== Segment start ==
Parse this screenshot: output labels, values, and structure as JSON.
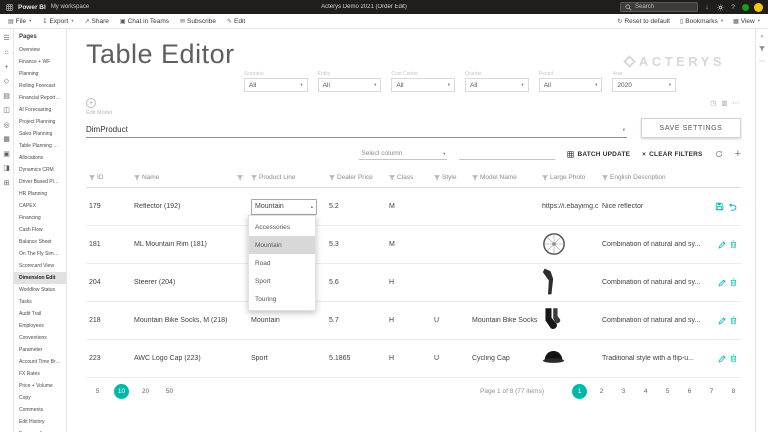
{
  "colors": {
    "accent": "#00b8aa",
    "avatar": "#f2c811",
    "presence": "#13a10e"
  },
  "topbar": {
    "brand": "Power BI",
    "workspace": "My workspace",
    "report_title": "Acterys Demo 2021 (Order Edit)",
    "search_placeholder": "Search",
    "icons": [
      {
        "name": "download-icon",
        "glyph": "↓"
      },
      {
        "name": "settings-icon",
        "svg": "gear"
      },
      {
        "name": "help-icon",
        "glyph": "?"
      }
    ]
  },
  "menubar": {
    "left": [
      {
        "label": "File",
        "icon": "file-icon",
        "caret": true
      },
      {
        "label": "Export",
        "icon": "export-icon",
        "caret": true
      },
      {
        "label": "Share",
        "icon": "share-icon"
      },
      {
        "label": "Chat in Teams",
        "icon": "teams-icon"
      },
      {
        "label": "Subscribe",
        "icon": "subscribe-icon"
      },
      {
        "label": "Edit",
        "icon": "edit-icon"
      }
    ],
    "right": [
      {
        "label": "Reset to default",
        "icon": "reset-icon"
      },
      {
        "label": "Bookmarks",
        "icon": "bookmark-icon",
        "caret": true
      },
      {
        "label": "View",
        "icon": "view-icon",
        "caret": true
      }
    ]
  },
  "left_nav": {
    "icons": [
      {
        "name": "menu-icon",
        "glyph": "☰"
      },
      {
        "name": "home-icon",
        "glyph": "⌂"
      },
      {
        "name": "create-icon",
        "glyph": "+"
      },
      {
        "name": "goals-icon",
        "glyph": "◇"
      },
      {
        "name": "browse-icon",
        "glyph": "▤"
      },
      {
        "name": "data-hub-icon",
        "glyph": "◫"
      },
      {
        "name": "metrics-icon",
        "glyph": "◎"
      },
      {
        "name": "monitor-icon",
        "glyph": "▦"
      },
      {
        "name": "apps-icon",
        "glyph": "▣"
      },
      {
        "name": "workspaces-icon",
        "glyph": "◨"
      },
      {
        "name": "my-workspace-icon",
        "glyph": "⊞"
      }
    ]
  },
  "pages": {
    "title": "Pages",
    "selected_index": 19,
    "items": [
      "Overview",
      "Finance + WF",
      "Planning",
      "Rolling Forecast",
      "Financial Reporting",
      "AI Forecasting",
      "Project Planning",
      "Sales Planning",
      "Table Planning Goals",
      "Allocations",
      "Dynamics CRM",
      "Driver Based Planning",
      "HR Planning",
      "CAPEX",
      "Financing",
      "Cash Flow",
      "Balance Sheet",
      "On The Fly Simulation",
      "Scorecard View",
      "Dimension Edit",
      "Workflow Status",
      "Tasks",
      "Audit Trail",
      "Employees",
      "Conventions",
      "Parameter",
      "Account Time Breakdo...",
      "FX Rates",
      "Price + Volume",
      "Copy",
      "Comments",
      "Edit History",
      "Expense Items"
    ]
  },
  "main": {
    "title": "Table Editor",
    "brand_logo": "ACTERYS",
    "slicers": [
      {
        "label": "Scenario",
        "value": "All"
      },
      {
        "label": "Entity",
        "value": "All"
      },
      {
        "label": "Cost Center",
        "value": "All"
      },
      {
        "label": "Quarter",
        "value": "All"
      },
      {
        "label": "Period",
        "value": "All"
      },
      {
        "label": "Year",
        "value": "2020"
      }
    ],
    "edit_model": {
      "label": "Edit Model",
      "value": "DimProduct",
      "save_button": "SAVE SETTINGS"
    },
    "toolbar": {
      "select_column_placeholder": "Select column",
      "batch_update": "BATCH UPDATE",
      "clear_filters": "CLEAR FILTERS"
    },
    "table": {
      "columns": [
        "ID",
        "Name",
        "",
        "Product Line",
        "Dealer Price",
        "Class",
        "Style",
        "Model Name",
        "Large Photo",
        "English Description"
      ],
      "rows": [
        {
          "id": "179",
          "name": "Reflector (192)",
          "product_line": "Mountain",
          "dealer_price": "5.2",
          "class": "M",
          "style": "",
          "model_name": "",
          "large_photo": "https://i.ebayimg.c...",
          "photo_icon": "",
          "description": "Nice reflector",
          "actions": [
            "save",
            "undo"
          ],
          "editing": true
        },
        {
          "id": "181",
          "name": "ML Mountain Rim (181)",
          "product_line": "",
          "dealer_price": "5.3",
          "class": "M",
          "style": "",
          "model_name": "",
          "large_photo": "",
          "photo_icon": "wheel",
          "description": "Combination of natural and sy...",
          "actions": [
            "edit",
            "delete"
          ],
          "editing": false
        },
        {
          "id": "204",
          "name": "Steerer (204)",
          "product_line": "",
          "dealer_price": "5.6",
          "class": "H",
          "style": "",
          "model_name": "",
          "large_photo": "",
          "photo_icon": "fork",
          "description": "Combination of natural and sy...",
          "actions": [
            "edit",
            "delete"
          ],
          "editing": false
        },
        {
          "id": "218",
          "name": "Mountain Bike Socks, M (218)",
          "product_line": "Mountain",
          "dealer_price": "5.7",
          "class": "H",
          "style": "U",
          "model_name": "Mountain Bike Socks",
          "large_photo": "",
          "photo_icon": "socks",
          "description": "Combination of natural and sy...",
          "actions": [
            "edit",
            "delete"
          ],
          "editing": false
        },
        {
          "id": "223",
          "name": "AWC Logo Cap (223)",
          "product_line": "Sport",
          "dealer_price": "5.1865",
          "class": "H",
          "style": "U",
          "model_name": "Cycling Cap",
          "large_photo": "",
          "photo_icon": "cap",
          "description": "Traditional style with a flip-u...",
          "actions": [
            "edit",
            "delete"
          ],
          "editing": false
        }
      ],
      "product_line_dropdown": {
        "open_for_row": "179",
        "value": "Mountain",
        "options": [
          "Accessories",
          "Mountain",
          "Road",
          "Sport",
          "Touring"
        ],
        "highlighted": "Mountain"
      }
    },
    "pagination": {
      "page_sizes": [
        "5",
        "10",
        "20",
        "50"
      ],
      "active_size": "10",
      "info": "Page 1 of 8 (77 items)",
      "pages": [
        "1",
        "2",
        "3",
        "4",
        "5",
        "6",
        "7",
        "8"
      ],
      "active_page": "1"
    }
  },
  "right_panel": {
    "icons": [
      {
        "name": "collapse-pane-icon",
        "glyph": "«"
      },
      {
        "name": "filter-funnel-icon",
        "svg": "funnel"
      },
      {
        "name": "more-options-icon",
        "glyph": "⋯"
      }
    ]
  }
}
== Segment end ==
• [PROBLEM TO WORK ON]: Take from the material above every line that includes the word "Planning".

• [EXERCISE ANSWER]:
      "Planning",
      "Project Planning",
      "Sales Planning",
      "Table Planning Goals",
      "Driver Based Planning",
      "HR Planning",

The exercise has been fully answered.